Instructions for the task:
Look over the listing below and report how many of its lines contain the string "GLOBE", with no other words.
/---
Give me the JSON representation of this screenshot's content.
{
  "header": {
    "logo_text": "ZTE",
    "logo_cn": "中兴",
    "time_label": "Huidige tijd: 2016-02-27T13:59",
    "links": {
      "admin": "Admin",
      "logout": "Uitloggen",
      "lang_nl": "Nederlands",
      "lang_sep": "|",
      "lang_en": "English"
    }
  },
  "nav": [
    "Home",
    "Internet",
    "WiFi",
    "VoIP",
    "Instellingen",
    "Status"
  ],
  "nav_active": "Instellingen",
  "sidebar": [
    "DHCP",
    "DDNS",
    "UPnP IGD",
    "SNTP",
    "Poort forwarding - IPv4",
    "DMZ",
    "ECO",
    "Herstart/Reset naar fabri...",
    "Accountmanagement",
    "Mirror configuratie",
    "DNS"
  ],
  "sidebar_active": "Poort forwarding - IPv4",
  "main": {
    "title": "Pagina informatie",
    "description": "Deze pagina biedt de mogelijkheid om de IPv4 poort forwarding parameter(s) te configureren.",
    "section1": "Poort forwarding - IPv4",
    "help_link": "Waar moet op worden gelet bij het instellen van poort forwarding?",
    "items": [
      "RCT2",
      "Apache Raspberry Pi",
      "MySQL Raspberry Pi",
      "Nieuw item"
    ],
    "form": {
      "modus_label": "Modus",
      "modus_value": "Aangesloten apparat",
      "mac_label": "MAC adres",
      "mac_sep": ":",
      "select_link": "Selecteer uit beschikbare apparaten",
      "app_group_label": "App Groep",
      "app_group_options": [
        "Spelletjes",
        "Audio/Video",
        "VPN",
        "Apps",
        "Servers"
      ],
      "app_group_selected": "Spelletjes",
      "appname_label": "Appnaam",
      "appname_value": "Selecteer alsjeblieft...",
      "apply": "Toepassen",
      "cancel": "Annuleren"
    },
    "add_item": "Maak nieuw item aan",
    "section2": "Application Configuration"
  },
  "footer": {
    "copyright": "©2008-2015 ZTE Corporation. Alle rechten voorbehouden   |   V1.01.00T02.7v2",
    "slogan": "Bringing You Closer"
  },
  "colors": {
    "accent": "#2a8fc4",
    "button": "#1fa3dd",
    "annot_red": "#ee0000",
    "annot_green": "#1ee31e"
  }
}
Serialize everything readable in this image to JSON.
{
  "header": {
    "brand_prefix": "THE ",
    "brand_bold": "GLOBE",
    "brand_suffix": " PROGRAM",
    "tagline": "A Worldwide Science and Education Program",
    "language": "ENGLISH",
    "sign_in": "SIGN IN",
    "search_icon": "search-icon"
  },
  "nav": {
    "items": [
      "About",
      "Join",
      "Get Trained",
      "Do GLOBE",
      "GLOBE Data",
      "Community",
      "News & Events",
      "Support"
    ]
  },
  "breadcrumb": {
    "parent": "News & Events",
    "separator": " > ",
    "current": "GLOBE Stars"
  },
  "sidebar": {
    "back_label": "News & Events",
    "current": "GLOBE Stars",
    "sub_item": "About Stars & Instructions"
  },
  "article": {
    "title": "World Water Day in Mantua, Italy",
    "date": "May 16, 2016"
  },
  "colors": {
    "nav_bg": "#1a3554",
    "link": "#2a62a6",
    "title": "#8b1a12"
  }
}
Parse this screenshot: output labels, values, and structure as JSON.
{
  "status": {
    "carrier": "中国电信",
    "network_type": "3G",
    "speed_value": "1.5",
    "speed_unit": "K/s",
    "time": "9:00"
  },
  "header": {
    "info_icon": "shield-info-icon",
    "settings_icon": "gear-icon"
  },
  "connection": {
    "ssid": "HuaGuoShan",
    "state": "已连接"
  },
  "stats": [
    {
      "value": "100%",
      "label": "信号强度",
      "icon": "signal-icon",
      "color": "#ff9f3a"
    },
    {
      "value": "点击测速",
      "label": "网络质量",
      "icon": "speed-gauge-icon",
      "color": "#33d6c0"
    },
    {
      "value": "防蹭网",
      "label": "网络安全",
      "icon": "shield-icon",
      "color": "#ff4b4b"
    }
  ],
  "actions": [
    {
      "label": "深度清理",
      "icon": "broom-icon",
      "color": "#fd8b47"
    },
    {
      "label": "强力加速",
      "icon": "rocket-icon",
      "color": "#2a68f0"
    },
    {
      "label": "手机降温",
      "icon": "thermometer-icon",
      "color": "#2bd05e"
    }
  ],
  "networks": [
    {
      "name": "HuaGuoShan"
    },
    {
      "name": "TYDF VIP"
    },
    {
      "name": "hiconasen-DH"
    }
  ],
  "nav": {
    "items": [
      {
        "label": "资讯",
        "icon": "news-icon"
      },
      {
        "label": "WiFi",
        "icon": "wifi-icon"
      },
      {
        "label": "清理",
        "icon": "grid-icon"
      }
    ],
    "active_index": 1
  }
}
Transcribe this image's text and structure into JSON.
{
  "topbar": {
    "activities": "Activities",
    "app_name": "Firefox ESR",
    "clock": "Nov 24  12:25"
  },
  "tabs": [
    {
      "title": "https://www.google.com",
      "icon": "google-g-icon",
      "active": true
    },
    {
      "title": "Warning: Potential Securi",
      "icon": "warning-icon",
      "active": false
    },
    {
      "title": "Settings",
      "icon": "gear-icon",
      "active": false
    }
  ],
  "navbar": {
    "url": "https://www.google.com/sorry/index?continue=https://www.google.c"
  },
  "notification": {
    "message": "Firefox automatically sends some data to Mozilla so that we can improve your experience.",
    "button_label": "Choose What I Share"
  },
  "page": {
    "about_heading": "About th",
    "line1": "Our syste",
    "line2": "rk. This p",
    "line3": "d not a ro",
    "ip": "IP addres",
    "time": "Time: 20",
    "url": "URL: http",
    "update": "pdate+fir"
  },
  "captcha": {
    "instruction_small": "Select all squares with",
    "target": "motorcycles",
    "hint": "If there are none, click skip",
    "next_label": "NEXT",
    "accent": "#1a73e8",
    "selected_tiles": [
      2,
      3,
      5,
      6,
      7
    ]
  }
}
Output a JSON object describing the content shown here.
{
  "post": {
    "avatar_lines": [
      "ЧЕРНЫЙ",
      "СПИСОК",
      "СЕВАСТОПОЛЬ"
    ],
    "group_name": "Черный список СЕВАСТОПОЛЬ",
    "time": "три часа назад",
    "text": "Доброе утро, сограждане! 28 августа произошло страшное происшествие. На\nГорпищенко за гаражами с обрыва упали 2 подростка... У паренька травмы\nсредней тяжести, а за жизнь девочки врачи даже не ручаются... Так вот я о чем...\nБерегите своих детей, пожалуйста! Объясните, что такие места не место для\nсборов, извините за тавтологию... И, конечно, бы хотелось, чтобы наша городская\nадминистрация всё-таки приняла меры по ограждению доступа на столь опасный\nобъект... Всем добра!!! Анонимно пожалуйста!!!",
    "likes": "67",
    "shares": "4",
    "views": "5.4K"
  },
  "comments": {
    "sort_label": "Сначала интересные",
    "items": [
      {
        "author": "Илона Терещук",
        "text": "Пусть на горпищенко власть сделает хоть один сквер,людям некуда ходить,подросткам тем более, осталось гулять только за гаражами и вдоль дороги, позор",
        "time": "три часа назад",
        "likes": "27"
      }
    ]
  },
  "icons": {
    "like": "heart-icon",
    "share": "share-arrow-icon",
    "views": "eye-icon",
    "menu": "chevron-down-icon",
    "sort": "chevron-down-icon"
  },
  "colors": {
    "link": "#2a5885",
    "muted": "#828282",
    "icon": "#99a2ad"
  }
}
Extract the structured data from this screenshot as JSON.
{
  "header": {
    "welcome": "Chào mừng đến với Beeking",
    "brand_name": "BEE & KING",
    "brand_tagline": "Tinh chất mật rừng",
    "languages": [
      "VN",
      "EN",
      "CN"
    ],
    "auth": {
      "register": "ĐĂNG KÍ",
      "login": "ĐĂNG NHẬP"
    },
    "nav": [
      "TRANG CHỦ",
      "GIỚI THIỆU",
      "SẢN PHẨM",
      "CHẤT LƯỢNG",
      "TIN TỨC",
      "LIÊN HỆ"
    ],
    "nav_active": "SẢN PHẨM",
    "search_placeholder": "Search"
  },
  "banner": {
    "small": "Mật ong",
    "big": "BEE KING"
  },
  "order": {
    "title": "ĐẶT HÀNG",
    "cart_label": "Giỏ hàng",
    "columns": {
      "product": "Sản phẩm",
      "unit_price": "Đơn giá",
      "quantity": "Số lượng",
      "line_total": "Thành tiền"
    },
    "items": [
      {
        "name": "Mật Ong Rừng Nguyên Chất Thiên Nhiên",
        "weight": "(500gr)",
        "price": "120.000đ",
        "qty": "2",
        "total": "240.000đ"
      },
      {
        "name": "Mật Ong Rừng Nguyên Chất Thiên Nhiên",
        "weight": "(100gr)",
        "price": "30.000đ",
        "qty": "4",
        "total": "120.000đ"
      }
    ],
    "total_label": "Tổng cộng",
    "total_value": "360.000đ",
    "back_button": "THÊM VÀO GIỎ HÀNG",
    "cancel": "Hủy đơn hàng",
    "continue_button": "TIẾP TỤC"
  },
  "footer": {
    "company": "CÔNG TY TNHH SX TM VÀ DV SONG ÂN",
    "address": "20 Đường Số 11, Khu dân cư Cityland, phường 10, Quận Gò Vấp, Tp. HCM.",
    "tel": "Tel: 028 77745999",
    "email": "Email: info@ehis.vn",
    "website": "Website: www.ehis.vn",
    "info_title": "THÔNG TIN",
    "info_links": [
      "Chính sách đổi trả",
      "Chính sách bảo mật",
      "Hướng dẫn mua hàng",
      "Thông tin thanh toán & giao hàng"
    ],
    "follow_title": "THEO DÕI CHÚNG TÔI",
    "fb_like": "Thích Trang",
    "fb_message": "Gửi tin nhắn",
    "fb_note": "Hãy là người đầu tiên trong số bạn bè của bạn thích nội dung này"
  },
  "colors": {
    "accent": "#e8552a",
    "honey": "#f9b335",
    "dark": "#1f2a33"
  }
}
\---
Result for this task:
5